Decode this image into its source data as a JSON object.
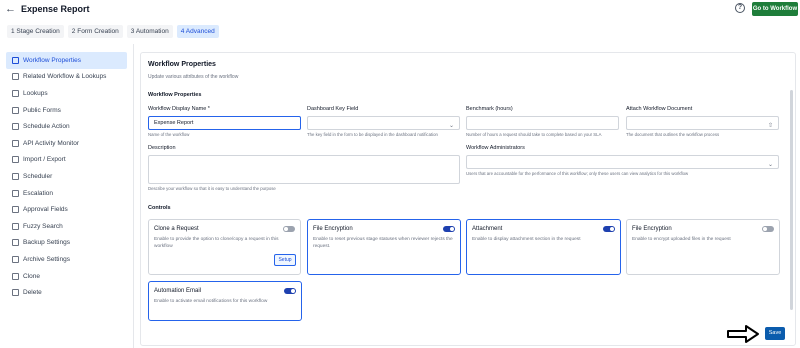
{
  "header": {
    "back_icon": "arrow-left-icon",
    "title": "Expense Report",
    "help_icon": "help-circle-icon",
    "help_glyph": "?",
    "go_to_workflow": "Go to Workflow"
  },
  "tabs": [
    {
      "label": "1  Stage Creation"
    },
    {
      "label": "2  Form Creation"
    },
    {
      "label": "3  Automation"
    },
    {
      "label": "4  Advanced"
    }
  ],
  "sidebar": {
    "items": [
      {
        "label": "Workflow Properties",
        "active": true
      },
      {
        "label": "Related Workflow & Lookups"
      },
      {
        "label": "Lookups"
      },
      {
        "label": "Public Forms"
      },
      {
        "label": "Schedule Action"
      },
      {
        "label": "API Activity Monitor"
      },
      {
        "label": "Import / Export"
      },
      {
        "label": "Scheduler"
      },
      {
        "label": "Escalation"
      },
      {
        "label": "Approval Fields"
      },
      {
        "label": "Fuzzy Search"
      },
      {
        "label": "Backup Settings"
      },
      {
        "label": "Archive Settings"
      },
      {
        "label": "Clone"
      },
      {
        "label": "Delete"
      }
    ]
  },
  "main": {
    "title": "Workflow Properties",
    "subtitle": "Update various attributes of the workflow",
    "section_properties": "Workflow Properties",
    "fields": {
      "display_name": {
        "label": "Workflow Display Name *",
        "value": "Expense Report",
        "help": "Name of the workflow"
      },
      "dashboard_key": {
        "label": "Dashboard Key Field",
        "value": "",
        "help": "The key field in the form to be displayed in the dashboard notification"
      },
      "benchmark": {
        "label": "Benchmark (hours)",
        "value": "",
        "help": "Number of hours a request should take to complete based on your SLA"
      },
      "attach_doc": {
        "label": "Attach Workflow Document",
        "value": "",
        "help": "The document that outlines the workflow process"
      },
      "description": {
        "label": "Description",
        "value": "",
        "help": "Describe your workflow so that it is easy to understand the purpose"
      },
      "administrators": {
        "label": "Workflow Administrators",
        "value": "",
        "help": "Users that are accountable for the performance of this workflow; only these users can view analytics for this workflow"
      }
    },
    "section_controls": "Controls",
    "controls": [
      {
        "title": "Clone a Request",
        "desc": "Enable to provide the option to clone/copy a request in this workflow",
        "enabled": false,
        "button": "Setup"
      },
      {
        "title": "File Encryption",
        "desc": "Enable to reset previous stage statuses when reviewer rejects the request.",
        "enabled": true
      },
      {
        "title": "Attachment",
        "desc": "Enable to display attachment section in the request",
        "enabled": true
      },
      {
        "title": "File Encryption",
        "desc": "Enable to encrypt uploaded files in the request",
        "enabled": false
      },
      {
        "title": "Automation Email",
        "desc": "Enable to activate email notifications for this workflow",
        "enabled": true
      }
    ]
  },
  "footer": {
    "save": "Save",
    "pointer_icon": "arrow-right-icon"
  },
  "colors": {
    "primary": "#0b5cad",
    "success": "#1e7d3a",
    "active_bg": "#dbeafe"
  }
}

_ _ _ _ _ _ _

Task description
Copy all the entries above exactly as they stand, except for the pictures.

Solution to this task
Decode this image into its source data as a JSON object.
{
  "header": {
    "back_icon": "arrow-left-icon",
    "title": "Expense Report",
    "help_icon": "help-circle-icon",
    "help_glyph": "?",
    "go_to_workflow": "Go to Workflow"
  },
  "tabs": [
    {
      "label": "1  Stage Creation"
    },
    {
      "label": "2  Form Creation"
    },
    {
      "label": "3  Automation"
    },
    {
      "label": "4  Advanced"
    }
  ],
  "sidebar": {
    "items": [
      {
        "label": "Workflow Properties",
        "active": true
      },
      {
        "label": "Related Workflow & Lookups"
      },
      {
        "label": "Lookups"
      },
      {
        "label": "Public Forms"
      },
      {
        "label": "Schedule Action"
      },
      {
        "label": "API Activity Monitor"
      },
      {
        "label": "Import / Export"
      },
      {
        "label": "Scheduler"
      },
      {
        "label": "Escalation"
      },
      {
        "label": "Approval Fields"
      },
      {
        "label": "Fuzzy Search"
      },
      {
        "label": "Backup Settings"
      },
      {
        "label": "Archive Settings"
      },
      {
        "label": "Clone"
      },
      {
        "label": "Delete"
      }
    ]
  },
  "main": {
    "title": "Workflow Properties",
    "subtitle": "Update various attributes of the workflow",
    "section_properties": "Workflow Properties",
    "fields": {
      "display_name": {
        "label": "Workflow Display Name *",
        "value": "Expense Report",
        "help": "Name of the workflow"
      },
      "dashboard_key": {
        "label": "Dashboard Key Field",
        "value": "",
        "help": "The key field in the form to be displayed in the dashboard notification"
      },
      "benchmark": {
        "label": "Benchmark (hours)",
        "value": "",
        "help": "Number of hours a request should take to complete based on your SLA"
      },
      "attach_doc": {
        "label": "Attach Workflow Document",
        "value": "",
        "help": "The document that outlines the workflow process"
      },
      "description": {
        "label": "Description",
        "value": "",
        "help": "Describe your workflow so that it is easy to understand the purpose"
      },
      "administrators": {
        "label": "Workflow Administrators",
        "value": "",
        "help": "Users that are accountable for the performance of this workflow; only these users can view analytics for this workflow"
      }
    },
    "section_controls": "Controls",
    "controls": [
      {
        "title": "Clone a Request",
        "desc": "Enable to provide the option to clone/copy a request in this workflow",
        "enabled": false,
        "button": "Setup"
      },
      {
        "title": "File Encryption",
        "desc": "Enable to reset previous stage statuses when reviewer rejects the request.",
        "enabled": true
      },
      {
        "title": "Attachment",
        "desc": "Enable to display attachment section in the request",
        "enabled": true
      },
      {
        "title": "File Encryption",
        "desc": "Enable to encrypt uploaded files in the request",
        "enabled": false
      },
      {
        "title": "Automation Email",
        "desc": "Enable to activate email notifications for this workflow",
        "enabled": true
      }
    ]
  },
  "footer": {
    "save": "Save",
    "pointer_icon": "arrow-right-icon"
  },
  "colors": {
    "primary": "#0b5cad",
    "success": "#1e7d3a",
    "active_bg": "#dbeafe"
  }
}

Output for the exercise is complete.